Alaskans want a way out of the state’s current deficit spending situation, and one will be forthcoming; it has to be.
But, in the meantime, there’s something that every Alaskan can do immediately to help the state and the communities — buy local.
Gov. Bill Walker says he intends to begin a “buy local” campaign in the state. It isn’t an original idea, as Walker acknowledges, but it’s one that can be effective in Alaskans supporting Alaskans and Alaska.
Ketchikan periodically pushes “buy local,” often during the Christmas gift-buying-and-giving season. It will come up at other times, too; for example, when the Alaska Permanent Fund checks are distributed by the state to Alaskans annually in October.
The biggest competition for many Alaska businesses is Internet shopping. Internet-based companies make it easy; it isn’t necessary to go out in the rain, burn automobile fuel, wait in lines or really move more than one’s fingers. To get from store to store is a matter of a few key strokes.
That’s convenience. But, it has its down sides. First, it burns next to no calories. Second, and more seriously, it sends Alaska’s dollars to support jobs and economies in other states, which undoubtedly they appreciate.
But, it’s our state and our community economies in need of the money. Our communities have bills to pay — public safety, infrastructure such as water and sewer lines, highway and road maintenance, providing utilities. It all costs, and every time we buy local, we support our own services. Businesses can pay their share for these community necessities, too, when we do business with them.
Certainly, many items are available and are purchased locally. But some items or services simply aren’t available in smaller towns and cities. But they might be in larger Alaska cities.
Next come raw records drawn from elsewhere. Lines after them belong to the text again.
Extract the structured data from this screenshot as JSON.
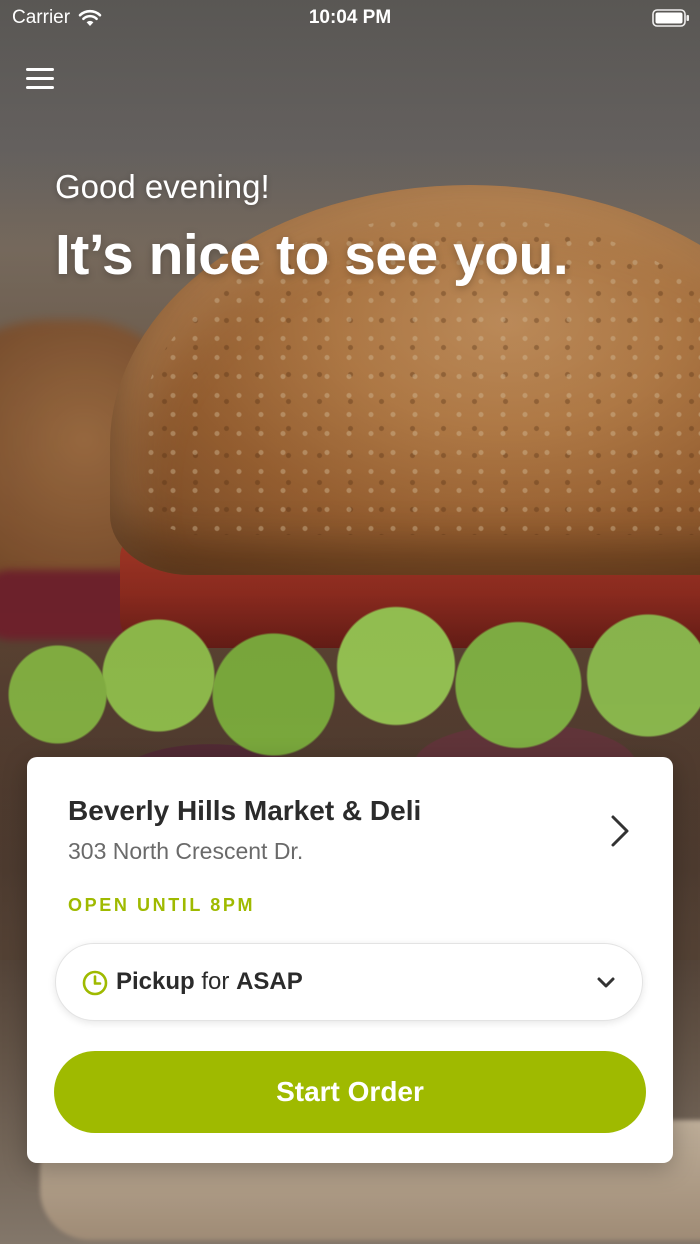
{
  "status_bar": {
    "carrier": "Carrier",
    "time": "10:04 PM"
  },
  "hero": {
    "greeting": "Good evening!",
    "headline": "It’s nice to see you."
  },
  "store_card": {
    "name": "Beverly Hills Market & Deli",
    "address": "303 North Crescent Dr.",
    "hours": "OPEN UNTIL 8PM",
    "order_mode": {
      "mode": "Pickup",
      "connector": "for",
      "time": "ASAP"
    },
    "cta_label": "Start Order"
  },
  "colors": {
    "accent": "#9fba00",
    "card_background": "#ffffff",
    "primary_text": "#2b2b2b",
    "secondary_text": "#6a6a6a"
  },
  "icons": {
    "menu": "menu-icon",
    "wifi": "wifi-icon",
    "battery": "battery-icon",
    "chevron_right": "chevron-right-icon",
    "clock": "clock-icon",
    "chevron_down": "chevron-down-icon"
  }
}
And, of course, they are in other states.
But making every effort to buy local is like putting savings into our own account instead of into someone else’s. That’s what Alaska needs to do now more than ever.
— Ketchikan Daily News,